Indeed, the Odinga campaign has been at pains to point out that devolution was catered for in both the Bomas and Wako draft constitutions.
But that is exactly the point the PNU is trying to make. Mr Odinga and others talk of majimboism, a form of government that has not featured in any proposed constitution. What was in all drafts of the proposed new constitution was devolution; not majimbo.
So what's the difference? Majimbo, for some, evokes memories of the threats of secession, violence and ethnic enclaves that Mr Ronald Ngala, Mr Daniel arap Moi and other Kadu leaders - directed by colonial settlers who might have wanted room to create their own white jimbo - approached the Lancaster House independence negotiations.
More recently, there was the spectre of ethnic cleansing in the Rift Valley prosecuted by the Moi regime as the antidote to the clamour for democracy.
When Kanu hawks like Nicholas Biwott, William ole Ntimama and Kipkalya Kones preached majimboism in the Rift Valley, it was not a policy proposal but a counter to the multiparty campaign.
It was not incidental that the majimbo rallies were followed by bouts of State-sponsored ethnic cleansing designed to keep the Rift Valley exclusively for "indigenous" communities.
THOSE WERE THE DAYS OF RIDDING Rift Valley of, in Mr Ntimama's words, those with "bowlegs and stained teeth" who ought to "lie low likes envelopes" (something might have been lost in translation here.
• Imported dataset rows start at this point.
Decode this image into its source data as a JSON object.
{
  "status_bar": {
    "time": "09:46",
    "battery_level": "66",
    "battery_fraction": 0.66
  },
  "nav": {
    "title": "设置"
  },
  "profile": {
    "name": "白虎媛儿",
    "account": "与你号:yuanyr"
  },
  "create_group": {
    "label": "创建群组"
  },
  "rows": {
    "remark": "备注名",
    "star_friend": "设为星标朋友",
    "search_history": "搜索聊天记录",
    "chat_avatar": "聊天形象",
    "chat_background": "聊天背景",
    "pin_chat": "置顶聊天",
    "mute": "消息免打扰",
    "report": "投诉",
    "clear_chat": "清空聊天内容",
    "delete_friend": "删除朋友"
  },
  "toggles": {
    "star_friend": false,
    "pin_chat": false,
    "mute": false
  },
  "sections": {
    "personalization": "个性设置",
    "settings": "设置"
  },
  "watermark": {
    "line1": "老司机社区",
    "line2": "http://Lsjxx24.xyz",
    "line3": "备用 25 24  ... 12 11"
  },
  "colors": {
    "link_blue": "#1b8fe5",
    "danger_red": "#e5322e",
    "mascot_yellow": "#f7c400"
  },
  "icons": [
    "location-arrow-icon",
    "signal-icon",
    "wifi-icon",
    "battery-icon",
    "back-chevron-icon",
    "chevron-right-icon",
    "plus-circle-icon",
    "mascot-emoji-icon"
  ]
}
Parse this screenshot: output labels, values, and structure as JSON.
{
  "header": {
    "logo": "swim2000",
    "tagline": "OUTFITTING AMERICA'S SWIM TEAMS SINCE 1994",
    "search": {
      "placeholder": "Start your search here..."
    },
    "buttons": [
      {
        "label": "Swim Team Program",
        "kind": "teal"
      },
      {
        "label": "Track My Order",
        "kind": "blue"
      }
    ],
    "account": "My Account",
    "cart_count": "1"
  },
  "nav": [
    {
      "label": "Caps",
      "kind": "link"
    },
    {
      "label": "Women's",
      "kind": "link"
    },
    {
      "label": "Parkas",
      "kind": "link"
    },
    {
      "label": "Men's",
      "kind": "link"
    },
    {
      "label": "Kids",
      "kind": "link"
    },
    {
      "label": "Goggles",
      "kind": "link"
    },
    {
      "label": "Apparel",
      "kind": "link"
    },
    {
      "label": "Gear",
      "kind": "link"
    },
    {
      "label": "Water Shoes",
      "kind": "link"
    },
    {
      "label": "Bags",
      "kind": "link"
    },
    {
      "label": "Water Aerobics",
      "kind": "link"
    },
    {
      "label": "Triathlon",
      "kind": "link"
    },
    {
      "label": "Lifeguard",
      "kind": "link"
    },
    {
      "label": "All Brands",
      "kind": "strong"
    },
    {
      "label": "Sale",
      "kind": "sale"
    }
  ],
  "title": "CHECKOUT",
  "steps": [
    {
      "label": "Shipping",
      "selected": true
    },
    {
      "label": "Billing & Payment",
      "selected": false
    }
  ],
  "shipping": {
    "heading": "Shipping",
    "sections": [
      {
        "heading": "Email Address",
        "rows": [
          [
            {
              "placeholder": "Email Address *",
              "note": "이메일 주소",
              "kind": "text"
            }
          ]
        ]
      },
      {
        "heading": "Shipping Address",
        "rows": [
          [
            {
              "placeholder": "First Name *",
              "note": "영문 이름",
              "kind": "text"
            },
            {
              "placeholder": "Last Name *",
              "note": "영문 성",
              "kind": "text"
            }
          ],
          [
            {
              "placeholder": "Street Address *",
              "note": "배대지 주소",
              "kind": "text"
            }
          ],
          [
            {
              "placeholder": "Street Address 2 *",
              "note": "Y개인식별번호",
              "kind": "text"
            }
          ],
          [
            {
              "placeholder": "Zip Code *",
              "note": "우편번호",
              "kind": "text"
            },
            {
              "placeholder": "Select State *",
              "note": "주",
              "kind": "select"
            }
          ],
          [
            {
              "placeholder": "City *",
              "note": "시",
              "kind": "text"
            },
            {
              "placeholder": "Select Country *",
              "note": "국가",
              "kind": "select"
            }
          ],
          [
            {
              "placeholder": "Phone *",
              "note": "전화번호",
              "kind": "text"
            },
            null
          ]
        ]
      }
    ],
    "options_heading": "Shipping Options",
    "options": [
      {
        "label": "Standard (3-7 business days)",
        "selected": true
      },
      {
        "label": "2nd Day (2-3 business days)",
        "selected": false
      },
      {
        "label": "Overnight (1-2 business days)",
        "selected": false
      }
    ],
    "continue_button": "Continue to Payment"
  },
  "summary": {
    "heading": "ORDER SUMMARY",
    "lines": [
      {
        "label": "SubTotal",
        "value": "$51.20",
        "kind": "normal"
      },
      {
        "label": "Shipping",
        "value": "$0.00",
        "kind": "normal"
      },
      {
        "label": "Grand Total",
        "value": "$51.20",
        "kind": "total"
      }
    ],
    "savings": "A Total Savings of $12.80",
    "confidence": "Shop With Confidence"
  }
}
Mr Ntimama can confirm that he actually said "antelopes").
Then there was also the majimbo-inspired Likoni clashes, sponsored by coastal politicians in 1997.
The kind of violence uncorked by the majimbo proponents still simmers, and to this day, can flare up at slightest provocation, as witnessed by the ongoing outbreak in Molo.
Therein lies the difference between majimboism, demonised by its own proponents, and devolution, a wholly acceptable concept.
The ODM Kenya team of Mr Kalonzo Musyoka foresaw what majimbo represented, and therefore preferred to talk about economic federalism, though the explanation was rather woolly.
One big question is whether Mr Odinga and company did not anticipate the kind of fears and reactions the call for majimboism would provoke.
They could not have been so naïve. Therefore, we must presume that the term was very carefully settled on because it would raise hackles.
It is likely the calculation was that one region most heatedly opposed to majimbo would be central Kenya, and therefore the debate would take on the elements of one province versus the rest. Smart.
Perhaps if we forever banished the term majimboism, we could debate proposals for federalism, devolution or what you will in a sober atmosphere.
But it also must not be a cover for ethnic warlords the proponents of tribal jimbos, balkanisation, and ethnic cleansing. When that is clear, I am all for devolved government. But only one that works. Anyone who is for devolution should read carefully the Bomas constitution and all other variants.
The biggest problem is that they all proposed multiple layers of government but were extremely sketchy on how such layers would relate to each other and to the centre.
Bomas, in my estimation, would have been a disaster; and the diluted version proposed by the Government was no improvement either.
The biggest problem was that the framers of our proposed new constitutions were not creating devolved government, but simply adding extra layers of bureaucracy, inefficiency and theft.
Odd, also is that all the proponents of devolution are talking about how national resources will be spread to the regions in a more equitable way.
That is arrant nonsense. We should be talking about how each regions will be self-sufficient, and also spare something to fund the central government.